  45. Conclusion • Ideas from nonlinear dynamics contribute to understanding fluid phenomena. • Equally, fluids illuminate nonlinear dynamics and can be used to teach it. • Fluids ought to play a larger role in physics teaching. I make a case for this in Physics Today, December 2003: “One of the oddities of contemporary physics education is the nearly complete absence of continuum mechanics…” • More: www.haverford.edu/physics-astro/Gollub

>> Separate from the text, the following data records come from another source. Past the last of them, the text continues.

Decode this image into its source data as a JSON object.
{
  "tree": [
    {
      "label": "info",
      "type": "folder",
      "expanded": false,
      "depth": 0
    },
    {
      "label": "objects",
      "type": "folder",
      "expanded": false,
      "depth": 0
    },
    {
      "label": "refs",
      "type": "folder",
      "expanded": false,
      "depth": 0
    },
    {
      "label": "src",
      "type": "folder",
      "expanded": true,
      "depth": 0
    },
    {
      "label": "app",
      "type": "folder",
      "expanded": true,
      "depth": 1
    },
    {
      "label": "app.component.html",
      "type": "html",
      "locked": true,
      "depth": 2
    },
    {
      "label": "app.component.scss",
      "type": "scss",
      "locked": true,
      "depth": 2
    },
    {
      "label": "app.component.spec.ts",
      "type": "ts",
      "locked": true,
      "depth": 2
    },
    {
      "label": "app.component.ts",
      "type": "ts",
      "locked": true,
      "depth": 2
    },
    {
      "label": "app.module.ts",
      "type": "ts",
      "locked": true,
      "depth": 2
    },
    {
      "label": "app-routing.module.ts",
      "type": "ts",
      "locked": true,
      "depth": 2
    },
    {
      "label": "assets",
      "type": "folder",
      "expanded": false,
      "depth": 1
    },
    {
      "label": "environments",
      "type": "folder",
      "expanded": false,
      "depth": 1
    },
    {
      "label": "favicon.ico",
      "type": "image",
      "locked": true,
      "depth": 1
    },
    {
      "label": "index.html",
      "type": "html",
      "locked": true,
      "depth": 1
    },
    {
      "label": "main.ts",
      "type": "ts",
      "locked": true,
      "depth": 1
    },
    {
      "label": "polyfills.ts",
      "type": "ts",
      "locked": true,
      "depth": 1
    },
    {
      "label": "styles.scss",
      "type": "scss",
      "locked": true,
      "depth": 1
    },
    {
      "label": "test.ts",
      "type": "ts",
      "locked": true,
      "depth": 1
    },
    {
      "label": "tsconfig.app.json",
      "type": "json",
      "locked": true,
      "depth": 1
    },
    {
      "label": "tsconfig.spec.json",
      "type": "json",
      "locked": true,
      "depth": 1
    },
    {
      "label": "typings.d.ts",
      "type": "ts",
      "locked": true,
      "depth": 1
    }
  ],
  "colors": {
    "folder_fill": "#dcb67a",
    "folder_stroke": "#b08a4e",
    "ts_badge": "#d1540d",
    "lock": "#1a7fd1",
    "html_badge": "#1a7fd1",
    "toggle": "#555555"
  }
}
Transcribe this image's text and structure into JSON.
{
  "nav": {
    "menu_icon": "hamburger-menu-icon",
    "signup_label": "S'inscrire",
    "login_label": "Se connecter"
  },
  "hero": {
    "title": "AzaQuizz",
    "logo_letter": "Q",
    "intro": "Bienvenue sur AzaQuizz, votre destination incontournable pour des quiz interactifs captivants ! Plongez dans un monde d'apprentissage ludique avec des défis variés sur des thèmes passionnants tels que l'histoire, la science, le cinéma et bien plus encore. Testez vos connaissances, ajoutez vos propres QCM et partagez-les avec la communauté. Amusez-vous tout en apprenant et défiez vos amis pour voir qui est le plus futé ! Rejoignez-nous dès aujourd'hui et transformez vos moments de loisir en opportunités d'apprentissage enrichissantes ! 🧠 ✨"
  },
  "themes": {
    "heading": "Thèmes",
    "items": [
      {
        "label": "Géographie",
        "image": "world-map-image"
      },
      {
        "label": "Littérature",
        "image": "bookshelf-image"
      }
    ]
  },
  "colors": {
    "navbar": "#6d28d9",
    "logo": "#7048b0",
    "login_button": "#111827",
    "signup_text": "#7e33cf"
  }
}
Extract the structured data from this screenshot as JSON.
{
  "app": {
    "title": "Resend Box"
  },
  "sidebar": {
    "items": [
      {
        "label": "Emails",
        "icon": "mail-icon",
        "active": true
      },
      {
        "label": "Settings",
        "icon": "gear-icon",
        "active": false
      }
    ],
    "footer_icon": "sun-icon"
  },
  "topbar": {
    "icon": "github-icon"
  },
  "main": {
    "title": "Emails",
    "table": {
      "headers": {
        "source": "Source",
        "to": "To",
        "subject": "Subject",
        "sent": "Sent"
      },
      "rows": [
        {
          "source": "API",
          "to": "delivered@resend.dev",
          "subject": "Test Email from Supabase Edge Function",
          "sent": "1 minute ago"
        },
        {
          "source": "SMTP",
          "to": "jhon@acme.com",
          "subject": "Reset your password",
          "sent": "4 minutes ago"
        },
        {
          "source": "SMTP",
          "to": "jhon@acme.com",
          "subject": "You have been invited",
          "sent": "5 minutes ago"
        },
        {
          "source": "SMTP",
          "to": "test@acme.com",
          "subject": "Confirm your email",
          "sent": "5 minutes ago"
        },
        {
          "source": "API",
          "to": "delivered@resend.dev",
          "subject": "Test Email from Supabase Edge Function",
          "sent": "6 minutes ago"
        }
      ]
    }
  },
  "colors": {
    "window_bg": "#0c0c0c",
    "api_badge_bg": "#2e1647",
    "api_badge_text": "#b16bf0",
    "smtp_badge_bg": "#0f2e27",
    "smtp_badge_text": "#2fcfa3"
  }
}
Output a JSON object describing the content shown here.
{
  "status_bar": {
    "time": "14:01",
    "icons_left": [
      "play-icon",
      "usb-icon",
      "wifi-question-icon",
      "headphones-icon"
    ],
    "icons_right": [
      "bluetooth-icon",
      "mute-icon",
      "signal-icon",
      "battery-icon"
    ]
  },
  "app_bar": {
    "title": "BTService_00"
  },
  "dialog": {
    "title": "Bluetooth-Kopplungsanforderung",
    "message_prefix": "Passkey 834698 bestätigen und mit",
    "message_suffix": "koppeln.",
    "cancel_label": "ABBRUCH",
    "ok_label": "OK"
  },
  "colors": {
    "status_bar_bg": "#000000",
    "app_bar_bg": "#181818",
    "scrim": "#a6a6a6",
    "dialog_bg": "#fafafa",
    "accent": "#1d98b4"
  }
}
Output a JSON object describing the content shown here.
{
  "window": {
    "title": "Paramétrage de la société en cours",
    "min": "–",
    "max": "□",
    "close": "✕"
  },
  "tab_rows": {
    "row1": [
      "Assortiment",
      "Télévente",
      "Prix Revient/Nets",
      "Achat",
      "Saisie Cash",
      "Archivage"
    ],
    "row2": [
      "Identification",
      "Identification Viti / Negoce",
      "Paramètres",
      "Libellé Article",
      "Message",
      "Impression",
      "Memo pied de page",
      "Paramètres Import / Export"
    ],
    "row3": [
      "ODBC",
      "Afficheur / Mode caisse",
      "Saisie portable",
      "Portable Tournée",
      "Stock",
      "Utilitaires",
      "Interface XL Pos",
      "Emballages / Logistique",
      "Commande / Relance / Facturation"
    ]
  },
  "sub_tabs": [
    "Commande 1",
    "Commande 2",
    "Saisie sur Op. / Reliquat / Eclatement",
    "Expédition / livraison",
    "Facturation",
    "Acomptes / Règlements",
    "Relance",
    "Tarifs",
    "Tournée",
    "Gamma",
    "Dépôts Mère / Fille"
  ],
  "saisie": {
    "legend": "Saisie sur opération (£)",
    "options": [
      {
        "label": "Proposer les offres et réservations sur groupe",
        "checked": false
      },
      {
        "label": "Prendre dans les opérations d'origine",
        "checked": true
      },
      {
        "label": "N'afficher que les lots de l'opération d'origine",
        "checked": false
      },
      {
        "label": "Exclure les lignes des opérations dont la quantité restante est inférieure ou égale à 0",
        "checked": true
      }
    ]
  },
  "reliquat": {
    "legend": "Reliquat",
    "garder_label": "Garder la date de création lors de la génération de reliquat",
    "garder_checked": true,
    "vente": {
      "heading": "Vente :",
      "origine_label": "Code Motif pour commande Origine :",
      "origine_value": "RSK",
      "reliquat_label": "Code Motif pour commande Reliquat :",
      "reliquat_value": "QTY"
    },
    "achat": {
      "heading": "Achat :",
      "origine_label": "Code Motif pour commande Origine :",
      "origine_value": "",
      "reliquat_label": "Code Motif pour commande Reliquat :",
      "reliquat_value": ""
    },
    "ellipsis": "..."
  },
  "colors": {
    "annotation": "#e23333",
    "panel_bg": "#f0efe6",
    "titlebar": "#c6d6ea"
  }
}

  46. Why not teach about continuum mechanics? • Widely used in astrophysics and biophysics. • Many applications to geophysical phenomena, soft condensed matter, complex fluids, etc. • But curricula are crowded, good texts are rare, and many of us feel unprepared. • Still, we can find space within various existing courses if we try. • A modern fluid mechanics course can showcase the diversity of physics and its connections.

  47. Possible Benefits • Developing competence in using partial differential equations. • Introducing nonlinear dynamics: instabilities, chaotic dynamics, and complexity. • Motivating students by making connections to topics such as atmospheric dynamics, biological materials, astrophysics, etc. • Courses for non-majors: “Fluids in Nature”

  48. END

  49. How we do it: measuring stretching Flow Map is defined as: Right Cauchy-Green Strain Tensor • Stretching during time Dt is given by the square root of largest eigenvalue of Cij • This is a function of position, initial time, and time difference. • Stretching fields can be measured from either measured trajectories or integration of hypothetical particle motion in measured velocity fields.

  50. Breaking of Time Reversal Symmetry